The letter is a lot of what you’d expect from an owner of a struggling team trying to make sure season ticket renewals go as smoothly as possible for a team stuck in 29th place in the NHL, just months removed from being a goal away from the Stanley Cup Finals.
Melnyk reminded fans that the team wasn’t far away from competing for hockey’s holy grail. He went into roster changes at the trade deadline, plans to improve the fan experience and getting the Senators back to winning ways.
“This has been a disappointing season for our team,” Melnyk said in the letter. “Our place in the standings speaks for itself. Trust me, no one is more aware of this — and more frustrated by it — than I am.”
Let’s remember, however, that Senators fans are willing to not only shell out their hard-earned money to watch the atrocity play out on the ice, they’re also willing to spend thousands to erect a billboard showing their immense frustration for Melnyk.
The letter’s biggest omission, however, is the lack of Erik Karlsson‘s name.
The team’s best player, one of the league’s top defenseman, and a player that’s been so horribly mismanaged by the club, to the horror of its fans, is nowhere to be found in Melnyk’s thoughts to his fans.
The little hope that Senators fans have left remaining is planted in Karlsson’s future. Melnyk failing to commit to repairing that relationship and trying to re-sign a player that is nothing short of a generational talent makes everything else seem superficial.

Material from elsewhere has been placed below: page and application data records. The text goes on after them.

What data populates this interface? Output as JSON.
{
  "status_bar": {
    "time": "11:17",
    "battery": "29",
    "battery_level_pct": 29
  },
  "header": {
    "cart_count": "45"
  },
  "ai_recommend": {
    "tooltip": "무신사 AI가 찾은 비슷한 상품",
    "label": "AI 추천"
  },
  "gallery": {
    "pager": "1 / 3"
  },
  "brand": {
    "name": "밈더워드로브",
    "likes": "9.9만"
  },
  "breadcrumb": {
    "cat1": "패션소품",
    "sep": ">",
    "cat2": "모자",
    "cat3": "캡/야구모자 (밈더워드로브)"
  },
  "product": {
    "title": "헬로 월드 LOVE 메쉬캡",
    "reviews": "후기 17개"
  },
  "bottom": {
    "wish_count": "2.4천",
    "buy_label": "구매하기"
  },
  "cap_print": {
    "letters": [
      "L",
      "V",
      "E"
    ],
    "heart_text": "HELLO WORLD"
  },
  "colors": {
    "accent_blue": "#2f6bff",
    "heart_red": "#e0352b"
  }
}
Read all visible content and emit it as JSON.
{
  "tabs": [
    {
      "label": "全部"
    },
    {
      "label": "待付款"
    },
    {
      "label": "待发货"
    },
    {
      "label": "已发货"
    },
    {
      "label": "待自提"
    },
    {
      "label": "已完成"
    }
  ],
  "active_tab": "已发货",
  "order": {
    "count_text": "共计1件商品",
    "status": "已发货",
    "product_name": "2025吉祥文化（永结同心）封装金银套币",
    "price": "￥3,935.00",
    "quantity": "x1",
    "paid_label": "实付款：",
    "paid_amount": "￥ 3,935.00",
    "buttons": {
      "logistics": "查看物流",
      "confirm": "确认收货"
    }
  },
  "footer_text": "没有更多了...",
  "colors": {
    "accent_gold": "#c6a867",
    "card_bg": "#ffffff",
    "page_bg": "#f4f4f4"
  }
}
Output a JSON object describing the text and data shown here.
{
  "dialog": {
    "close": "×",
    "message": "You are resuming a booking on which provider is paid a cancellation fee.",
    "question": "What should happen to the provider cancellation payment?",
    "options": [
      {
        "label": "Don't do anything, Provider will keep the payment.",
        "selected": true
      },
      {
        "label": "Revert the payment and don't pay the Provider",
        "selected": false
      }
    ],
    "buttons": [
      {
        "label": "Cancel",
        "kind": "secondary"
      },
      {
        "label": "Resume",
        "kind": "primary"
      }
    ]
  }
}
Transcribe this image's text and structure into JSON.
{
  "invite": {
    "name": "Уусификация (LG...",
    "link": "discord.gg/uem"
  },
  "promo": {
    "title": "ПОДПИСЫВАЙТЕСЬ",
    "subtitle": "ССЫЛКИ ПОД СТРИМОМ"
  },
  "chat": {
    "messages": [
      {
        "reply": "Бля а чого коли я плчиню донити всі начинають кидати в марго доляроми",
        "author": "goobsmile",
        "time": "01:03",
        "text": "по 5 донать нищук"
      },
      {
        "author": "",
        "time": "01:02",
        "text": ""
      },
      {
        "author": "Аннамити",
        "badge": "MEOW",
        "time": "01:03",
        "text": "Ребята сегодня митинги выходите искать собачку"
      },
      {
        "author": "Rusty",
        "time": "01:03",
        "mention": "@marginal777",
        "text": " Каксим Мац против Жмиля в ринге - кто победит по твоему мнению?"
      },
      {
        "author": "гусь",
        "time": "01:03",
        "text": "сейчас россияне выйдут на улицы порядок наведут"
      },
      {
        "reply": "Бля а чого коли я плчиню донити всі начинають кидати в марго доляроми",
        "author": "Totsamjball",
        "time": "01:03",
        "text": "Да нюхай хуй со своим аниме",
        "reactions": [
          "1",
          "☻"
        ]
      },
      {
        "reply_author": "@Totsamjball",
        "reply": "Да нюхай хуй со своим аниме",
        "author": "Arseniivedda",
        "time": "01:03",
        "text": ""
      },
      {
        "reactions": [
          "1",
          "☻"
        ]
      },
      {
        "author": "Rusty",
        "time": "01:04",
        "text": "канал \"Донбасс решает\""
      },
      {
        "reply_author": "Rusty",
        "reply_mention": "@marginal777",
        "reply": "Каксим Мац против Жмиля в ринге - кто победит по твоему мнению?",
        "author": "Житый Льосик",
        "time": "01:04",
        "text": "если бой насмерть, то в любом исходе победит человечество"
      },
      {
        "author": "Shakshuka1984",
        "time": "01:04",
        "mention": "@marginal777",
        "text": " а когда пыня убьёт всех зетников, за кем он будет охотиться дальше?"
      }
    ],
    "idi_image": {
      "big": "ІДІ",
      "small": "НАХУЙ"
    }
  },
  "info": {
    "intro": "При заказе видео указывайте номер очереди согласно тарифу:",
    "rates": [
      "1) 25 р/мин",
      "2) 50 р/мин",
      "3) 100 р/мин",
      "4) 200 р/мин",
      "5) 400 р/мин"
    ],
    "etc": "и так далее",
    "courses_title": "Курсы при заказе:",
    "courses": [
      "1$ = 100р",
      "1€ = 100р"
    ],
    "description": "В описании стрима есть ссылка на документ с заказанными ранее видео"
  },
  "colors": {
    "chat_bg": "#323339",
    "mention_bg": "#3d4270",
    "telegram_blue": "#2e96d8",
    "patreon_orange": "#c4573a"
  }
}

Time will tell if Melnyk can restore the Senators from being the league’s laughingstock.
But it’s hard not to imagine that fans wouldn’t have rather read a letter from Melnyk that apologized for the shambles it’s currently in; a letter that told the truth to fans, that he has failed the organization, its players, and its dedicated fanbase.
Ottawa deserves that, at the very least.